According to Wincor Nixdorf, the branch remains the most important service delivery channel due to its proximity to customers, and the availability of staff trained to handle the increasingly sophisticated needs of a bank's retail clientele.
However, the Internet, advancements in self-service kiosks and ATMs, have changed the way banks interact with their customers. Services that are made available through self-service technologies help free up bank tellers so that they can focus on consulting work.
Khoury said: "It's about getting rid of the standard teller in the branch and transforming that person into a trusted consultant who can deliver a higher level of customer intimacy."
Although banks in Singapore, Indonesia and the Philippines have generally continued to adopt one-to-one marketing in branch outlets to enhance service levels and capture cross-sell opportunities, Khoury said these can be handled by self-service systems or Internet terminals with an option that links customers with consultants whenever necessary.
"[For example], Internet-based marketing functions can be integrated into existing ATM applications," he said. After the customer's identity has been authenticated through a bank card at the ATM, data tied to that customer is then transferred to the CRM application in the backend network. A customer profile is then analyzed and used to compile a personalized product offering, which is displayed on the ATM screen while the customer waits for the transaction to be completed.
"This process transforms a self-service system into an interactive delivery channel," Khoury said, adding that banks across Asia are already "excited about this".
Customer data collated in the CRM database is evaluated regularly to determine a customer's buying preferences, interests and interactions with the bank. Targeted marketing promotions can be designed and launched, and presented to customers with offers that are tailored to their specific needs.
Roland Slee, Oracle's Asia-Pacific vice president of financial services industry business, noted what he described as technology's "mostly positive impact" in recent years on the way customers interact with their financial institutions.
"They say information is power and not long ago, that power resided mainly with the institutions," Slee told ZDNet Asia in an e-mail interview. "Customers had very little ability to compare or contrast competing financial offerings."
"Today, customers have easy access to information on a dazzling array of competing financial solutions." He added that there is currently a "near-constant flow of information", facilitated online and via the telephone, between these institutions and their customers.
"The infrequent trickle of communication has become a raging torrent, [where] customers want to be in the know and be kept abreast of what is most relevant to them," Slee said.
Kept in the loop
At Great Eastern Life Assurance, data mining applications have enabled better communication lines between the company and its customers.
The Singapore-based insurer's executive vice president, Ng Koh Wee, said data mining helps the company detect customers based on their demographic profiles, and identify those that have not had any contact with the insurer for some time.
"A direct mailer goes out to them about certain products that might interest them, and our Life Planners would then make a call," he told ZDNet Asia in an e-mail interview. "We have been somewhat successful, achieving better response rates than normal 'cold call' type of mailers."
Slee concurred that data warehousing and data mining technologies have enabled financial institutions to understand their customers better than ever before.

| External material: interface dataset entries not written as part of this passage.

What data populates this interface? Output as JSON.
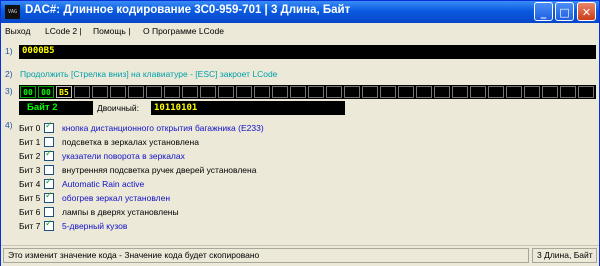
{
  "window": {
    "title": "DAC#: Длинное кодирование  3C0-959-701  | 3 Длина, Байт",
    "icon_text": "VAG"
  },
  "menu": [
    {
      "label": "Выход"
    },
    {
      "label": "LCode 2 |"
    },
    {
      "label": "Помощь |"
    },
    {
      "label": "О Программе LCode"
    }
  ],
  "section_numbers": [
    "1)",
    "2)",
    "3)",
    "4)"
  ],
  "code_field": {
    "value": "0000B5"
  },
  "instructions": "Продолжить [Стрелка вниз] на клавиатуре - [ESC] закроет LCode",
  "hex_bytes": [
    {
      "value": "00",
      "state": "normal"
    },
    {
      "value": "00",
      "state": "normal"
    },
    {
      "value": "B5",
      "state": "selected"
    }
  ],
  "byte_label": "Байт 2",
  "binary": {
    "label": "Двоичный:",
    "value": "10110101"
  },
  "bits": [
    {
      "label": "Бит 0",
      "checked": true,
      "text": "кнопка дистанционного открытия багажника (E233)"
    },
    {
      "label": "Бит 1",
      "checked": false,
      "text": "подсветка в зеркалах установлена"
    },
    {
      "label": "Бит 2",
      "checked": true,
      "text": "указатели поворота в зеркалах"
    },
    {
      "label": "Бит 3",
      "checked": false,
      "text": "внутренняя подсветка ручек дверей установлена"
    },
    {
      "label": "Бит 4",
      "checked": true,
      "text": "Automatic Rain active"
    },
    {
      "label": "Бит 5",
      "checked": true,
      "text": "обогрев зеркал установлен"
    },
    {
      "label": "Бит 6",
      "checked": false,
      "text": "лампы в дверях установлены"
    },
    {
      "label": "Бит 7",
      "checked": true,
      "text": "5-дверный кузов"
    }
  ],
  "status": {
    "main": "Это изменит значение кода - Значение кода будет скопировано",
    "right": "3 Длина, Байт"
  }
}
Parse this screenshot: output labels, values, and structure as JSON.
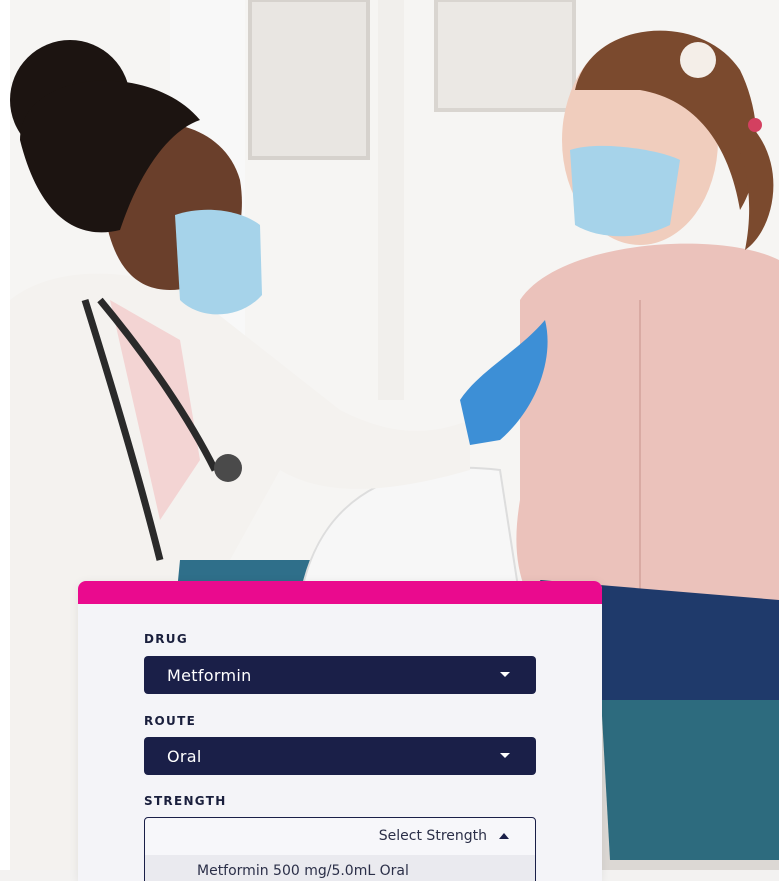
{
  "form": {
    "drug": {
      "label": "DRUG",
      "value": "Metformin"
    },
    "route": {
      "label": "ROUTE",
      "value": "Oral"
    },
    "strength": {
      "label": "STRENGTH",
      "placeholder": "Select Strength",
      "options": [
        "Metformin 500 mg/5.0mL Oral"
      ]
    }
  },
  "colors": {
    "accent": "#ea0a8e",
    "select_bg": "#1a1f48",
    "card_bg": "#f4f4f8"
  }
}
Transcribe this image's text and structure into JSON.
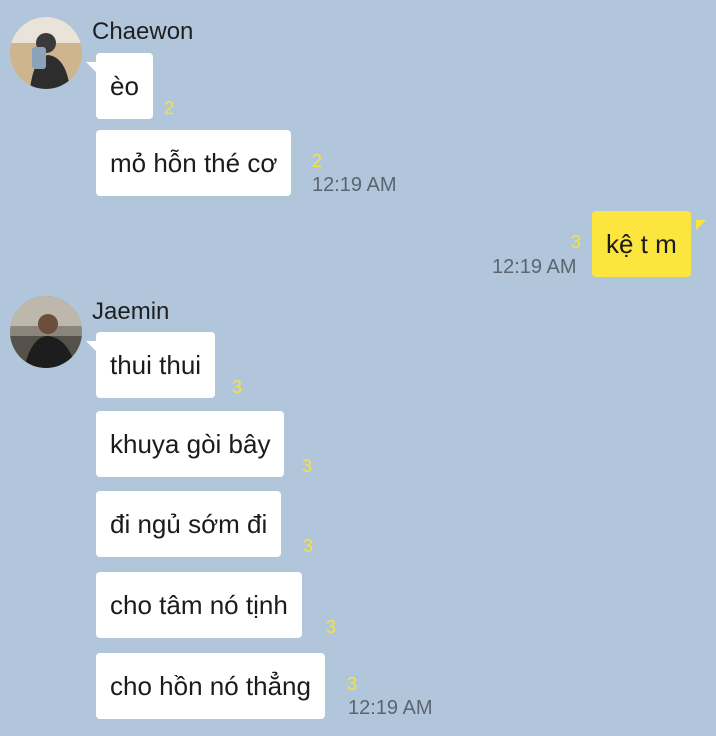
{
  "chat": {
    "groups": [
      {
        "sender": "Chaewon",
        "avatar_icon": "user-avatar-photo",
        "messages": [
          {
            "text": "èo",
            "unread": "2"
          },
          {
            "text": "mỏ hỗn thé cơ",
            "unread": "2",
            "time": "12:19 AM"
          }
        ]
      },
      {
        "sender": "me",
        "messages": [
          {
            "text": "kệ t m",
            "unread": "3",
            "time": "12:19 AM"
          }
        ]
      },
      {
        "sender": "Jaemin",
        "avatar_icon": "user-avatar-photo",
        "messages": [
          {
            "text": "thui thui",
            "unread": "3"
          },
          {
            "text": "khuya gòi bây",
            "unread": "3"
          },
          {
            "text": "đi ngủ sớm đi",
            "unread": "3"
          },
          {
            "text": "cho tâm nó tịnh",
            "unread": "3"
          },
          {
            "text": "cho hồn nó thẳng",
            "unread": "3",
            "time": "12:19 AM"
          }
        ]
      }
    ]
  },
  "colors": {
    "background": "#b1c6db",
    "incoming_bubble": "#ffffff",
    "outgoing_bubble": "#fde540",
    "unread_count": "#f6e33a",
    "timestamp": "#5b6570"
  }
}
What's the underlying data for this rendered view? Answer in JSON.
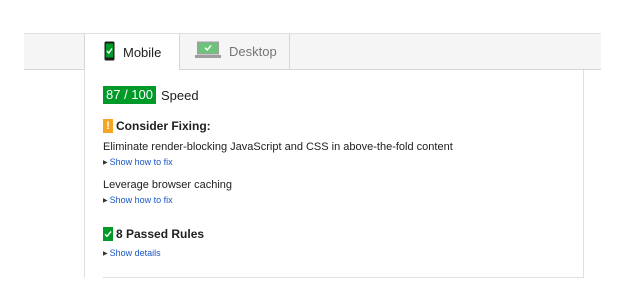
{
  "tabs": [
    {
      "label": "Mobile",
      "icon": "phone-icon",
      "active": true
    },
    {
      "label": "Desktop",
      "icon": "monitor-icon",
      "active": false
    }
  ],
  "score": {
    "value": "87 / 100",
    "label": "Speed",
    "color": "#009a29"
  },
  "consider": {
    "heading": "Consider Fixing:",
    "icon": "warning-icon",
    "color": "#f6a623",
    "rules": [
      {
        "text": "Eliminate render-blocking JavaScript and CSS in above-the-fold content",
        "link": "Show how to fix"
      },
      {
        "text": "Leverage browser caching",
        "link": "Show how to fix"
      }
    ]
  },
  "passed": {
    "heading": "8 Passed Rules",
    "icon": "check-icon",
    "link": "Show details"
  }
}
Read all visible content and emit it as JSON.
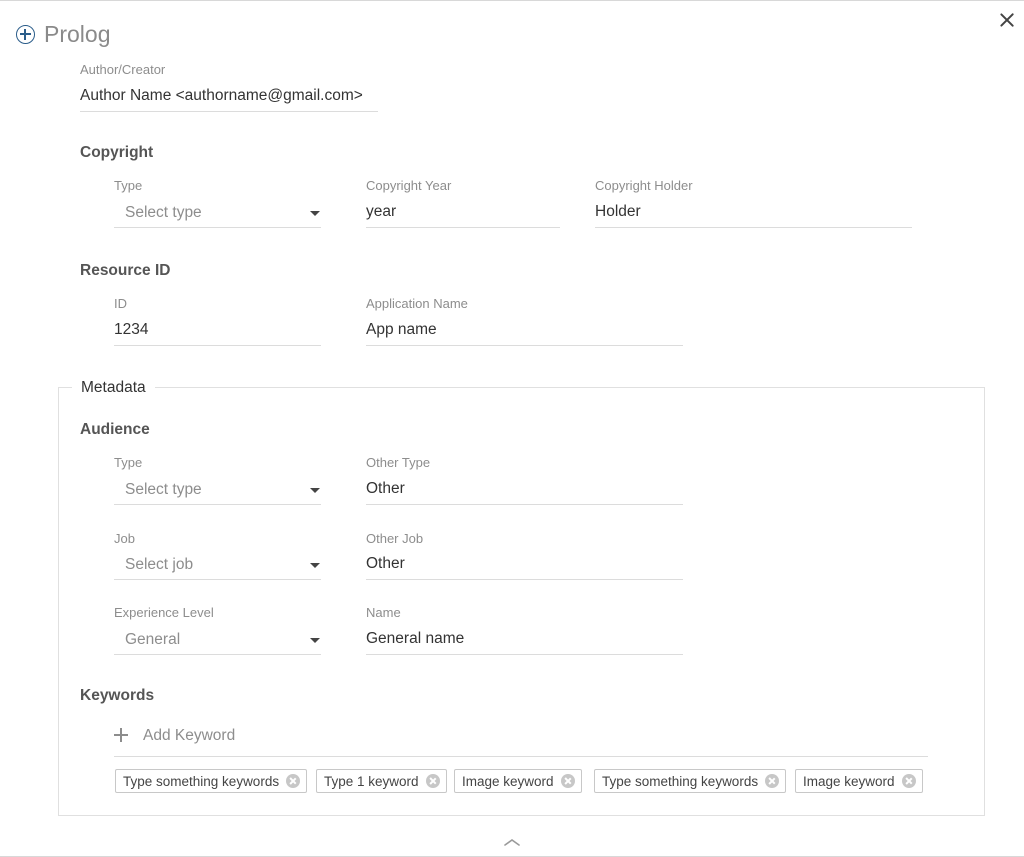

"Most [customers would] acknowledge that the change has led to better customer service and more appropriately targeted offerings," he said. "Indeed, we now belong to micro-segments in which we are offered financial services that more closely match our specific requirements."
"Loyalty schemes encourage us to use our cards for almost every transaction, and while some used to worry about the loss of privacy associated with this, most seem to have become comfortable with the new environment," he added.
In addition, consumers today enjoy strong consumer protection, Slee said. "For instance, using our cards online for what seems like an exceptionally [high-value] transaction, would normally trigger a near-immediate phone call from the card issuer [requesting] verification."